Teaching Students to Solve Social Problems


image credit: Yoel Ben-Avraham

Teaching Students to Solve Social Problems

As educators, we know that social problems among students are common issues in our classrooms. Teachers encounter social problems on a daily basis such as:

  • only four students can use the computer center but a fifth student wants a turn;
  • during group work, one student does not get along with another student;
  • three students argue over a football at recess and a shoving match ensues; or
  • a student does not share the art materials with others and words are exchanged.

Behaviors like these are commonplace, but over time they can escalate and may cause some serious issues in the classroom. Thus, it is important to provide supports and interventions that teach students with social and behavioral needs how to solve problems with other people. By doing so, you can help them to establish and maintain appropriate relationships and help them learn to display prosocial behavior while at school and beyond.

What is Social Problem Solving? 

Social problem solving is the cognitive-behavioral process that an individual goes through to solve a social problem. Typically, there are five steps within this process:

1. Identifying that the problem exists: Recognizing there is a problem that needs to be solved.

2. Defining the problem: Naming and describing the problem.

3. Generating solutions: Coming up with many possible solutions for the problem.

4. Evaluating solutions and enacting the chosen solution: Evaluating each possible solution to select the one that is most likely to solve the problem, and then effectively carrying out the chosen solution.

5. Assessing the outcome: Determining whether the problem was solved or not. If the problem was solved, no need to repeat the process. If the problem still exists or if another problem appears, the process might need to begin again.

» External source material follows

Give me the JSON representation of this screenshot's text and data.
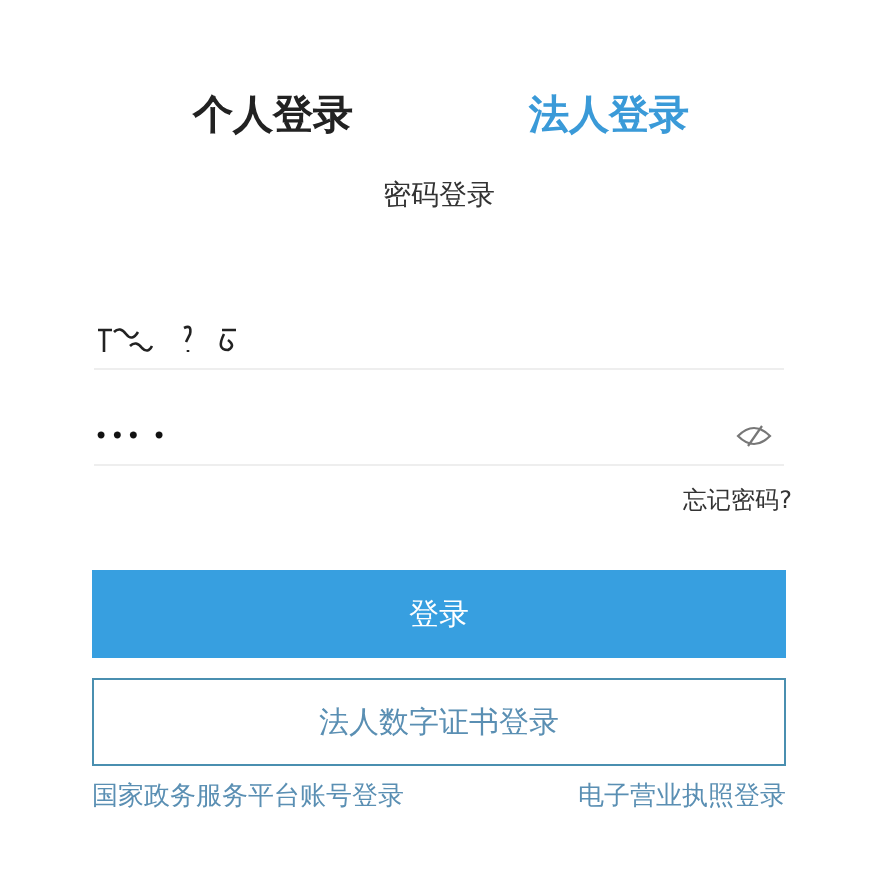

For many competent problem solvers, this process can be automatic and skilled social problem solvers may not go through the process in a linear fashion or even realize the steps they take to solve the problem. Students who are limited in their problem solving ability, however, must be taught explicitly the step-by-step process.

How to Foster Social Problem Solving in Your Classroom 

Teaching students to solve a social problem is similar to solving other types of problems, such as in math. Start by teaching explicitly each step of the social problem-solving process to your students and review the process often. An acronym can be used to help them remember the steps. For example, the Cognitive Behavioral Research Group at the University of Florida developed the following acronym as part of the Take CHARGE! curriculum to teach middle school students the process:

Check – See If You’re Angry

Hold on – Calm Down & Think

Analyze – Figure Out the Cause

Reflect – On Possible Solutions

Go for it – Pick a Solution

Evaluate – See What Happened

There are many other ways to foster social problem solving in your classroom.

  • Have students apply the social problem-solving process to problems that they encounter in school. Go through the social problem-solving steps with students to help them decide on the best solution.
  • Include practice for social problem-solving skills by using activities, games, and role-plays throughout your school day.
  • Incorporate social problem-solving instruction in other subject areas.
    • Literacy instruction: have students decide how a book character could solve a problem.
    • Writing: have students write about problems they encounter, solutions they brainstormed, how they enacted the solution, and the outcome.

Be sure to reinforce students when they use the social problem-solving process appropriately and make good behavioral choices. If you are more comfortable using a curriculum to teach social problem solving, check out Tools for Getting Along: Teaching Students to Problem Solve (for upper elementary students) and Take CHARGE! (for middle school students).